“From now on, this is only a relationship of necessity,” he said. “There is nothing ideologically that the United States and Turkey share. Turkey has changed.” (Sly, The Washington Post, October 29)

The danger in Bacik’s remarks lies in its fatalistic attitude, borne of a single-issue assessment. Turkey’s unwillingness to support U.S. policy with regard to the Kurds and the battle against ISIS in northern Iraq is a major impediment in relations between the two countries. However, as has been the case before—in circumstances such as Turkish failure to support U.S. policy in invading Iraq to remove the regime of Saddam Hussein in 2003—this is not an insurmountable diplomatic obstacle. Interests on any number of issues, to include energy provisioning to Europe, Iranian nuclear negotiations, and balancing the encroachment of Russian imperialist policy in the Black Sea are issues on which Turkey and the U.S. find strong commonality. So where does this leave the Turkish-American alliance in the overall function of diplomatic relations? Turkey remains an essential geopolitical ally of the United States for several reasons:

  • In both geostrategic and geopolitical terms, Turkey is a valuable member of the Atlantic Alliance. Turkey has recently been involved in joint military maneuvers with key U.S. strategic support states in the Caucasus (Georgia and Azerbaijan), and is valued as a regional power that can offset Russian assertiveness in the Mediterranean and the Levant.
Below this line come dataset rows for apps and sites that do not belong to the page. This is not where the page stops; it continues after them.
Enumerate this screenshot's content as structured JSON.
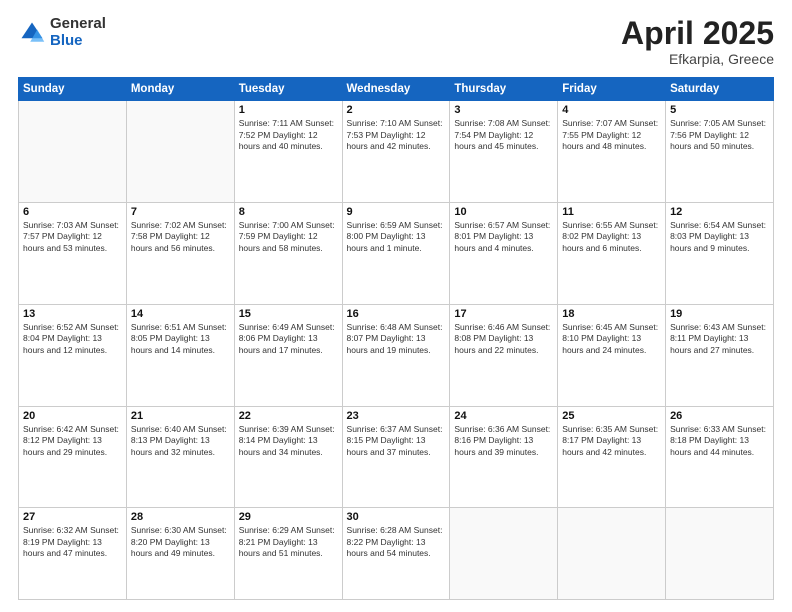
{
  "logo": {
    "general": "General",
    "blue": "Blue"
  },
  "title": {
    "month": "April 2025",
    "location": "Efkarpia, Greece"
  },
  "weekdays": [
    "Sunday",
    "Monday",
    "Tuesday",
    "Wednesday",
    "Thursday",
    "Friday",
    "Saturday"
  ],
  "weeks": [
    [
      {
        "day": "",
        "info": ""
      },
      {
        "day": "",
        "info": ""
      },
      {
        "day": "1",
        "info": "Sunrise: 7:11 AM\nSunset: 7:52 PM\nDaylight: 12 hours and 40 minutes."
      },
      {
        "day": "2",
        "info": "Sunrise: 7:10 AM\nSunset: 7:53 PM\nDaylight: 12 hours and 42 minutes."
      },
      {
        "day": "3",
        "info": "Sunrise: 7:08 AM\nSunset: 7:54 PM\nDaylight: 12 hours and 45 minutes."
      },
      {
        "day": "4",
        "info": "Sunrise: 7:07 AM\nSunset: 7:55 PM\nDaylight: 12 hours and 48 minutes."
      },
      {
        "day": "5",
        "info": "Sunrise: 7:05 AM\nSunset: 7:56 PM\nDaylight: 12 hours and 50 minutes."
      }
    ],
    [
      {
        "day": "6",
        "info": "Sunrise: 7:03 AM\nSunset: 7:57 PM\nDaylight: 12 hours and 53 minutes."
      },
      {
        "day": "7",
        "info": "Sunrise: 7:02 AM\nSunset: 7:58 PM\nDaylight: 12 hours and 56 minutes."
      },
      {
        "day": "8",
        "info": "Sunrise: 7:00 AM\nSunset: 7:59 PM\nDaylight: 12 hours and 58 minutes."
      },
      {
        "day": "9",
        "info": "Sunrise: 6:59 AM\nSunset: 8:00 PM\nDaylight: 13 hours and 1 minute."
      },
      {
        "day": "10",
        "info": "Sunrise: 6:57 AM\nSunset: 8:01 PM\nDaylight: 13 hours and 4 minutes."
      },
      {
        "day": "11",
        "info": "Sunrise: 6:55 AM\nSunset: 8:02 PM\nDaylight: 13 hours and 6 minutes."
      },
      {
        "day": "12",
        "info": "Sunrise: 6:54 AM\nSunset: 8:03 PM\nDaylight: 13 hours and 9 minutes."
      }
    ],
    [
      {
        "day": "13",
        "info": "Sunrise: 6:52 AM\nSunset: 8:04 PM\nDaylight: 13 hours and 12 minutes."
      },
      {
        "day": "14",
        "info": "Sunrise: 6:51 AM\nSunset: 8:05 PM\nDaylight: 13 hours and 14 minutes."
      },
      {
        "day": "15",
        "info": "Sunrise: 6:49 AM\nSunset: 8:06 PM\nDaylight: 13 hours and 17 minutes."
      },
      {
        "day": "16",
        "info": "Sunrise: 6:48 AM\nSunset: 8:07 PM\nDaylight: 13 hours and 19 minutes."
      },
      {
        "day": "17",
        "info": "Sunrise: 6:46 AM\nSunset: 8:08 PM\nDaylight: 13 hours and 22 minutes."
      },
      {
        "day": "18",
        "info": "Sunrise: 6:45 AM\nSunset: 8:10 PM\nDaylight: 13 hours and 24 minutes."
      },
      {
        "day": "19",
        "info": "Sunrise: 6:43 AM\nSunset: 8:11 PM\nDaylight: 13 hours and 27 minutes."
      }
    ],
    [
      {
        "day": "20",
        "info": "Sunrise: 6:42 AM\nSunset: 8:12 PM\nDaylight: 13 hours and 29 minutes."
      },
      {
        "day": "21",
        "info": "Sunrise: 6:40 AM\nSunset: 8:13 PM\nDaylight: 13 hours and 32 minutes."
      },
      {
        "day": "22",
        "info": "Sunrise: 6:39 AM\nSunset: 8:14 PM\nDaylight: 13 hours and 34 minutes."
      },
      {
        "day": "23",
        "info": "Sunrise: 6:37 AM\nSunset: 8:15 PM\nDaylight: 13 hours and 37 minutes."
      },
      {
        "day": "24",
        "info": "Sunrise: 6:36 AM\nSunset: 8:16 PM\nDaylight: 13 hours and 39 minutes."
      },
      {
        "day": "25",
        "info": "Sunrise: 6:35 AM\nSunset: 8:17 PM\nDaylight: 13 hours and 42 minutes."
      },
      {
        "day": "26",
        "info": "Sunrise: 6:33 AM\nSunset: 8:18 PM\nDaylight: 13 hours and 44 minutes."
      }
    ],
    [
      {
        "day": "27",
        "info": "Sunrise: 6:32 AM\nSunset: 8:19 PM\nDaylight: 13 hours and 47 minutes."
      },
      {
        "day": "28",
        "info": "Sunrise: 6:30 AM\nSunset: 8:20 PM\nDaylight: 13 hours and 49 minutes."
      },
      {
        "day": "29",
        "info": "Sunrise: 6:29 AM\nSunset: 8:21 PM\nDaylight: 13 hours and 51 minutes."
      },
      {
        "day": "30",
        "info": "Sunrise: 6:28 AM\nSunset: 8:22 PM\nDaylight: 13 hours and 54 minutes."
      },
      {
        "day": "",
        "info": ""
      },
      {
        "day": "",
        "info": ""
      },
      {
        "day": "",
        "info": ""
      }
    ]
  ]
}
In this respect, Ankara is well aware of how it can play a game of brinkmanship with the West in order to elicit cooperation on its efforts to outmaneuver regional competitors in both Tehran and Riyadh.
  • Turkey’s aligning with other regional powers to mitigate the speed at which Iran is rising as a regional hegemonic competitor makes for difficult geopolitical decisions in Washington and in Brussels, especially as both the U.S. and Europe have recently intensified efforts to integrate Iran back into the world community via energy deals and nuclear negotiations.  Turkey’s refusal to be more supportive of U.S. and European efforts to provide logistical support for Kurdish fighters battling the onslaught of ISIS has been a major obstruction to cooperation on regional security between Turkey and the West. This pivots soundly upon Turkey’s fear of an independent Kurdish state that would ostensibly whittle territory away from Turkey and establish a Kurdish state with significant energy resources and the capacity to influence regional power structures.

A conclusion on the current state of affairs between Turkey and the West comes back to economic interest. Turkey’s value as a geostrategic location for the basing of NATO forces to balance against Russian aggression in Crimea and the sustainment of its naval facilities in Syria render it an indispensable ally for the West. Consequently, Turkey’s continued pursuit of integration into the European community via the European Union compels Ankara to remain in Washington’s sphere of influence. In that respect, Washington’s ability to continue shaping Turkey’s interests, and consequently its foreign policy, remains strong. To paraphrase a common saying: Keep your friends close and your potential adversaries closer.